→ TASK PROMPT: Set down only what runs from the line containing "Extract the structured" through the last line of the data, exactly as it reads.

——————

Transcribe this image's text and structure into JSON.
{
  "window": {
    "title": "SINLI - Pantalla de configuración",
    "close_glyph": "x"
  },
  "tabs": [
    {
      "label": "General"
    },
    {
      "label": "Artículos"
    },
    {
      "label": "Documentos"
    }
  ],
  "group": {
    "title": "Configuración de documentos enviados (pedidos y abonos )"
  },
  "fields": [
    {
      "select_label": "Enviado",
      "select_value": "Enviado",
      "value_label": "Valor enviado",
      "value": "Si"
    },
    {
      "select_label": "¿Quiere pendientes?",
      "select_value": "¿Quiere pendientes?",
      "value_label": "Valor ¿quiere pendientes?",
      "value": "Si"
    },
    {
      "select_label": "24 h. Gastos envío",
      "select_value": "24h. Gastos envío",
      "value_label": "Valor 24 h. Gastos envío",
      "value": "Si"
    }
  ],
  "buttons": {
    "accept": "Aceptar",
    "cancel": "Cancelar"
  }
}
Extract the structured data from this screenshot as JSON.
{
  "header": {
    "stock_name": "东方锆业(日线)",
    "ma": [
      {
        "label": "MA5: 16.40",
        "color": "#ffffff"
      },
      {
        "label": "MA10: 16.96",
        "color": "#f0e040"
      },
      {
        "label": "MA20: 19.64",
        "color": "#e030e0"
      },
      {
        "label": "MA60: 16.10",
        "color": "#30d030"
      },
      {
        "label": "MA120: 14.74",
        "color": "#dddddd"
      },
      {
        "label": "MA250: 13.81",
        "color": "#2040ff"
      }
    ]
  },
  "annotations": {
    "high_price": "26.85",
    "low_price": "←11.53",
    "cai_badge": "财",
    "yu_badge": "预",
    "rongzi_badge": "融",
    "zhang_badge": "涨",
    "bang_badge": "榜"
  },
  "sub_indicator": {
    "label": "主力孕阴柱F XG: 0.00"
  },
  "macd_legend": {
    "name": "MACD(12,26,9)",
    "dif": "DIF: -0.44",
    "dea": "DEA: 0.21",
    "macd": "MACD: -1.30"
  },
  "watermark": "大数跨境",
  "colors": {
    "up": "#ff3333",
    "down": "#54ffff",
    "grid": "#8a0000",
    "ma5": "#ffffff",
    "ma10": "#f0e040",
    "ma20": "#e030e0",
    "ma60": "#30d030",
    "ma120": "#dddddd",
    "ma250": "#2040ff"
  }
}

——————

→ WRITTEN ANSWER:
Extract the structured data from this screenshot as JSON.
{
  "header": {
    "stock_name": "东方锆业(日线)",
    "ma": [
      {
        "label": "MA5: 16.40",
        "color": "#ffffff"
      },
      {
        "label": "MA10: 16.96",
        "color": "#f0e040"
      },
      {
        "label": "MA20: 19.64",
        "color": "#e030e0"
      },
      {
        "label": "MA60: 16.10",
        "color": "#30d030"
      },
      {
        "label": "MA120: 14.74",
        "color": "#dddddd"
      },
      {
        "label": "MA250: 13.81",
        "color": "#2040ff"
      }
    ]
  },
  "annotations": {
    "high_price": "26.85",
    "low_price": "←11.53",
    "cai_badge": "财",
    "yu_badge": "预",
    "rongzi_badge": "融",
    "zhang_badge": "涨",
    "bang_badge": "榜"
  },
  "sub_indicator": {
    "label": "主力孕阴柱F XG: 0.00"
  },
  "macd_legend": {
    "name": "MACD(12,26,9)",
    "dif": "DIF: -0.44",
    "dea": "DEA: 0.21",
    "macd": "MACD: -1.30"
  },
  "watermark": "大数跨境",
  "colors": {
    "up": "#ff3333",
    "down": "#54ffff",
    "grid": "#8a0000",
    "ma5": "#ffffff",
    "ma10": "#f0e040",
    "ma20": "#e030e0",
    "ma60": "#30d030",
    "ma120": "#dddddd",
    "ma250": "#2040ff"
  }
}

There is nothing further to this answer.